Problem details - Please return all of the data exactly as written.
******************************
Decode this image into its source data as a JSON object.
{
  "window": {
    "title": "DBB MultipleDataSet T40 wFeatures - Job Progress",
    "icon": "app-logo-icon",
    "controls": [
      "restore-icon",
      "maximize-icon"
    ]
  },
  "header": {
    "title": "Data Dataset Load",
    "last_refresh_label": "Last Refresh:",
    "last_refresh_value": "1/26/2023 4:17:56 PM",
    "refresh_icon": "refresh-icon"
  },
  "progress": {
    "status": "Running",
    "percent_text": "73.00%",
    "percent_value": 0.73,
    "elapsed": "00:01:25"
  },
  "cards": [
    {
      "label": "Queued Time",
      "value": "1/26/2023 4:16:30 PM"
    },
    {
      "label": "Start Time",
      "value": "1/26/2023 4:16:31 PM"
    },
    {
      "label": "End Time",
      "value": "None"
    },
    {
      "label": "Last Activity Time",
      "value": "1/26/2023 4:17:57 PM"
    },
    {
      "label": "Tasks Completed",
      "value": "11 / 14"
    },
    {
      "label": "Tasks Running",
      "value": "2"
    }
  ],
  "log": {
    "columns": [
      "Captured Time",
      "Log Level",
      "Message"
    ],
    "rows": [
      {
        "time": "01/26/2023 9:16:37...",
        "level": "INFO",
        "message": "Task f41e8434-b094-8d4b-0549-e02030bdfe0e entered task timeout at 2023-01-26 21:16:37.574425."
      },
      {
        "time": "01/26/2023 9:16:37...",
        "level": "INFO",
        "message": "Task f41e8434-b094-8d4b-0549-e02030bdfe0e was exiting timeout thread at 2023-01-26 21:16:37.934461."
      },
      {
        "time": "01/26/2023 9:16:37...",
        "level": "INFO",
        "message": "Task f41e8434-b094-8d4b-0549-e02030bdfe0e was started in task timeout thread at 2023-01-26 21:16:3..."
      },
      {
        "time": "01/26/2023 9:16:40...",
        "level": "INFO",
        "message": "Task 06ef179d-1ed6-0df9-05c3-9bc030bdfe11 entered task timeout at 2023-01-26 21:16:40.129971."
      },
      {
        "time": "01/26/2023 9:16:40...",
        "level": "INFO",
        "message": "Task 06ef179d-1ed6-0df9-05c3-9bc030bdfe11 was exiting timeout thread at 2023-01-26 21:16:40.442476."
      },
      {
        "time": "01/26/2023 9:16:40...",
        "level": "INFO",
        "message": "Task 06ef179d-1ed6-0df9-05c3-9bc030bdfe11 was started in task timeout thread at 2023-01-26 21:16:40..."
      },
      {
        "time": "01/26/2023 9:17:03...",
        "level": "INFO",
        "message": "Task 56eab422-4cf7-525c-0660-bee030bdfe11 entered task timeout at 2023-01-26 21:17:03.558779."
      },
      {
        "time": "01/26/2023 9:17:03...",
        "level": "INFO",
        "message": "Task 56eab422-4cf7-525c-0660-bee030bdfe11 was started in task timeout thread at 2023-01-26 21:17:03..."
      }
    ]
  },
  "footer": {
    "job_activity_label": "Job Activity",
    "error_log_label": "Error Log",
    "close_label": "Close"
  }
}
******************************
Answer space -
Decode this image into its source data as a JSON object.
{
  "window": {
    "title": "DBB MultipleDataSet T40 wFeatures - Job Progress",
    "icon": "app-logo-icon",
    "controls": [
      "restore-icon",
      "maximize-icon"
    ]
  },
  "header": {
    "title": "Data Dataset Load",
    "last_refresh_label": "Last Refresh:",
    "last_refresh_value": "1/26/2023 4:17:56 PM",
    "refresh_icon": "refresh-icon"
  },
  "progress": {
    "status": "Running",
    "percent_text": "73.00%",
    "percent_value": 0.73,
    "elapsed": "00:01:25"
  },
  "cards": [
    {
      "label": "Queued Time",
      "value": "1/26/2023 4:16:30 PM"
    },
    {
      "label": "Start Time",
      "value": "1/26/2023 4:16:31 PM"
    },
    {
      "label": "End Time",
      "value": "None"
    },
    {
      "label": "Last Activity Time",
      "value": "1/26/2023 4:17:57 PM"
    },
    {
      "label": "Tasks Completed",
      "value": "11 / 14"
    },
    {
      "label": "Tasks Running",
      "value": "2"
    }
  ],
  "log": {
    "columns": [
      "Captured Time",
      "Log Level",
      "Message"
    ],
    "rows": [
      {
        "time": "01/26/2023 9:16:37...",
        "level": "INFO",
        "message": "Task f41e8434-b094-8d4b-0549-e02030bdfe0e entered task timeout at 2023-01-26 21:16:37.574425."
      },
      {
        "time": "01/26/2023 9:16:37...",
        "level": "INFO",
        "message": "Task f41e8434-b094-8d4b-0549-e02030bdfe0e was exiting timeout thread at 2023-01-26 21:16:37.934461."
      },
      {
        "time": "01/26/2023 9:16:37...",
        "level": "INFO",
        "message": "Task f41e8434-b094-8d4b-0549-e02030bdfe0e was started in task timeout thread at 2023-01-26 21:16:3..."
      },
      {
        "time": "01/26/2023 9:16:40...",
        "level": "INFO",
        "message": "Task 06ef179d-1ed6-0df9-05c3-9bc030bdfe11 entered task timeout at 2023-01-26 21:16:40.129971."
      },
      {
        "time": "01/26/2023 9:16:40...",
        "level": "INFO",
        "message": "Task 06ef179d-1ed6-0df9-05c3-9bc030bdfe11 was exiting timeout thread at 2023-01-26 21:16:40.442476."
      },
      {
        "time": "01/26/2023 9:16:40...",
        "level": "INFO",
        "message": "Task 06ef179d-1ed6-0df9-05c3-9bc030bdfe11 was started in task timeout thread at 2023-01-26 21:16:40..."
      },
      {
        "time": "01/26/2023 9:17:03...",
        "level": "INFO",
        "message": "Task 56eab422-4cf7-525c-0660-bee030bdfe11 entered task timeout at 2023-01-26 21:17:03.558779."
      },
      {
        "time": "01/26/2023 9:17:03...",
        "level": "INFO",
        "message": "Task 56eab422-4cf7-525c-0660-bee030bdfe11 was started in task timeout thread at 2023-01-26 21:17:03..."
      }
    ]
  },
  "footer": {
    "job_activity_label": "Job Activity",
    "error_log_label": "Error Log",
    "close_label": "Close"
  }
}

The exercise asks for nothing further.